Supplied material =>
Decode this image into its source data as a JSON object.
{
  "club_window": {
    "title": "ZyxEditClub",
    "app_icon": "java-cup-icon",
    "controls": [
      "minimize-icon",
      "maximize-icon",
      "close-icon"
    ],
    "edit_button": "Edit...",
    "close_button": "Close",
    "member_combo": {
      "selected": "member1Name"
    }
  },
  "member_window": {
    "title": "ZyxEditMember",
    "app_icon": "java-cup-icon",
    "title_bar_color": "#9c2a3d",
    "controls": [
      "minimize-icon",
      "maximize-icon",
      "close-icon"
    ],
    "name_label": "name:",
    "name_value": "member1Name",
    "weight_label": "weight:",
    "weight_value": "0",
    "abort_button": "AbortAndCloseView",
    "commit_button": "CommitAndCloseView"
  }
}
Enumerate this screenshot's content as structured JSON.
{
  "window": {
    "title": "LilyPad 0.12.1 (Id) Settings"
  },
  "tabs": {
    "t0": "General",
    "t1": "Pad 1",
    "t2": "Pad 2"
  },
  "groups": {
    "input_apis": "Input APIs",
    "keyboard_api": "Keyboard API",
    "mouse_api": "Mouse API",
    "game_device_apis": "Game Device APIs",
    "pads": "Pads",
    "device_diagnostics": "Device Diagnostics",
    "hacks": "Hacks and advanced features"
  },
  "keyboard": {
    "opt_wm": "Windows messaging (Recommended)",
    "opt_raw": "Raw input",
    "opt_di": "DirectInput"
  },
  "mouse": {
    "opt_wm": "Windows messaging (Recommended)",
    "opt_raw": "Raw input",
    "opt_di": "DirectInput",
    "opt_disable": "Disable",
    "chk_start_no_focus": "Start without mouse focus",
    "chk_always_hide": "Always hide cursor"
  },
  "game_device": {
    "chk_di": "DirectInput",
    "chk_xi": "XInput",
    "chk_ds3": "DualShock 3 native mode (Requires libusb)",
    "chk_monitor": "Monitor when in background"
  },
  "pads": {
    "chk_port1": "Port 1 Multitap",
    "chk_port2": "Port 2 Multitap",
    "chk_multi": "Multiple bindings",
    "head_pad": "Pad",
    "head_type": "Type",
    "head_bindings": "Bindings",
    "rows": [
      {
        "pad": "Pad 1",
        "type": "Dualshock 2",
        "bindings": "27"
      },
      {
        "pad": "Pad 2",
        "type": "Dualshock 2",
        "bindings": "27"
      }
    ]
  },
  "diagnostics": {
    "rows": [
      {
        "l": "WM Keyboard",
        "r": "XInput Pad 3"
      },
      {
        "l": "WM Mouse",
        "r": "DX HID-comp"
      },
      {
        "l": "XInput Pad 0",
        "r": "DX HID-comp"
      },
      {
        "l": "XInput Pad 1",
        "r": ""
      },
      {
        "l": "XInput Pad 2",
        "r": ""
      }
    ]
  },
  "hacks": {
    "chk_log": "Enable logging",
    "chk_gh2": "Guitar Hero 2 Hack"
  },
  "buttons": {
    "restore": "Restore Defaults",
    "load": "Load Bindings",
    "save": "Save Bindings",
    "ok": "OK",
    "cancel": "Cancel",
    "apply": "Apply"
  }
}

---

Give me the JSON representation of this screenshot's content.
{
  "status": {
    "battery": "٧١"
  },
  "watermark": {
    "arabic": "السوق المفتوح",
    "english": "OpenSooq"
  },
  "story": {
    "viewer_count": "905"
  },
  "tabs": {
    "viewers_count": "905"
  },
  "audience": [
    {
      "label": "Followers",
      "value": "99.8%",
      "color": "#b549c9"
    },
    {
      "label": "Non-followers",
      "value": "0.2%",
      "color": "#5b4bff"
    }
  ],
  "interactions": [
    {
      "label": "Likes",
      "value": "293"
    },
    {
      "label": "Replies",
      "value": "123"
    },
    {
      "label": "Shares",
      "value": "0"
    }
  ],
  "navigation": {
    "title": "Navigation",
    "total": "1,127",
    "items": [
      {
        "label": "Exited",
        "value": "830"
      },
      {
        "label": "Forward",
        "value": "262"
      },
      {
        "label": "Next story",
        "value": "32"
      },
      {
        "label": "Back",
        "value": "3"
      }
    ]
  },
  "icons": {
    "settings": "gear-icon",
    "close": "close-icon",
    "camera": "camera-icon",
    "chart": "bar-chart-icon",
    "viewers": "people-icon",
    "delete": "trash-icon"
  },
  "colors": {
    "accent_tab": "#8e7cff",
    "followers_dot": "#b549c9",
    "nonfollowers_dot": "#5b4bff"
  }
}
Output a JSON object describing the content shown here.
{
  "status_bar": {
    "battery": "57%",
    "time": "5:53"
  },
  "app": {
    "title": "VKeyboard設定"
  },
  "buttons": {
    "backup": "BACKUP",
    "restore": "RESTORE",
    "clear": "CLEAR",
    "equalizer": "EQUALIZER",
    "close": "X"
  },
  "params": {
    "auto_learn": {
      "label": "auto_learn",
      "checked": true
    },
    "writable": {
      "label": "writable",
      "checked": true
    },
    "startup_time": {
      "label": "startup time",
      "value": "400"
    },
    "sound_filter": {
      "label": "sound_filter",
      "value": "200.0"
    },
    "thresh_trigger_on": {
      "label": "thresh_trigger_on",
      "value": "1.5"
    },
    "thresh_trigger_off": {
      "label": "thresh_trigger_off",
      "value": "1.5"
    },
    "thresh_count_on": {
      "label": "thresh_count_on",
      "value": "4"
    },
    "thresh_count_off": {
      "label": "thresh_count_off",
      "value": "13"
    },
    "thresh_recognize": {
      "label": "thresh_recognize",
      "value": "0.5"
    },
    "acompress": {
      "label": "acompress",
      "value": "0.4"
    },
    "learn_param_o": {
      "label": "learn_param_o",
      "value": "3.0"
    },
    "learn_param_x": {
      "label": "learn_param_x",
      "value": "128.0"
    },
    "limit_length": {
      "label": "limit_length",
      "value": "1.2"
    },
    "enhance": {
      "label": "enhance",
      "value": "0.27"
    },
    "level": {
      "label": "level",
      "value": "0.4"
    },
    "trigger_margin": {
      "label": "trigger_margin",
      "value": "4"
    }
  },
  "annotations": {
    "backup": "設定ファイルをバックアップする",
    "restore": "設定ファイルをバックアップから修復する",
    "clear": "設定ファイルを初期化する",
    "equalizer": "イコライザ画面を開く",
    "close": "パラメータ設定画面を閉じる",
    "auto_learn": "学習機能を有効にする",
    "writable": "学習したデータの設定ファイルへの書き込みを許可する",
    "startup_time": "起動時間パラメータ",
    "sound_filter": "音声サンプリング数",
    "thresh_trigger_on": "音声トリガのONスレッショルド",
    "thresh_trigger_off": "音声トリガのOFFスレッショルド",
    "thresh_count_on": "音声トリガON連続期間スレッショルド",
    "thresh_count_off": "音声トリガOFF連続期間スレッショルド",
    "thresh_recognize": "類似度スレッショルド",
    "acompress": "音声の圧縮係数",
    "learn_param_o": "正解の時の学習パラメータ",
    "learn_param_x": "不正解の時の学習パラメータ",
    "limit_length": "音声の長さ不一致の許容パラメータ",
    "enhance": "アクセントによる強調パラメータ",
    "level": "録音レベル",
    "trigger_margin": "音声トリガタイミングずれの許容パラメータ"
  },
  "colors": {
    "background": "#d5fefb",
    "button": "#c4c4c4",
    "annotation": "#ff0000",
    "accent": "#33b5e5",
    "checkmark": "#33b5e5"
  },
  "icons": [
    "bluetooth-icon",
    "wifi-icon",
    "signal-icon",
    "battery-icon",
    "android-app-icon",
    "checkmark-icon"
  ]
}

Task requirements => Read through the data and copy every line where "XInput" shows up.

Task solution =>
    "chk_xi": "XInput",
        "r": "XInput Pad 3"
        "l": "XInput Pad 0",
        "l": "XInput Pad 1",
        "l": "XInput Pad 2",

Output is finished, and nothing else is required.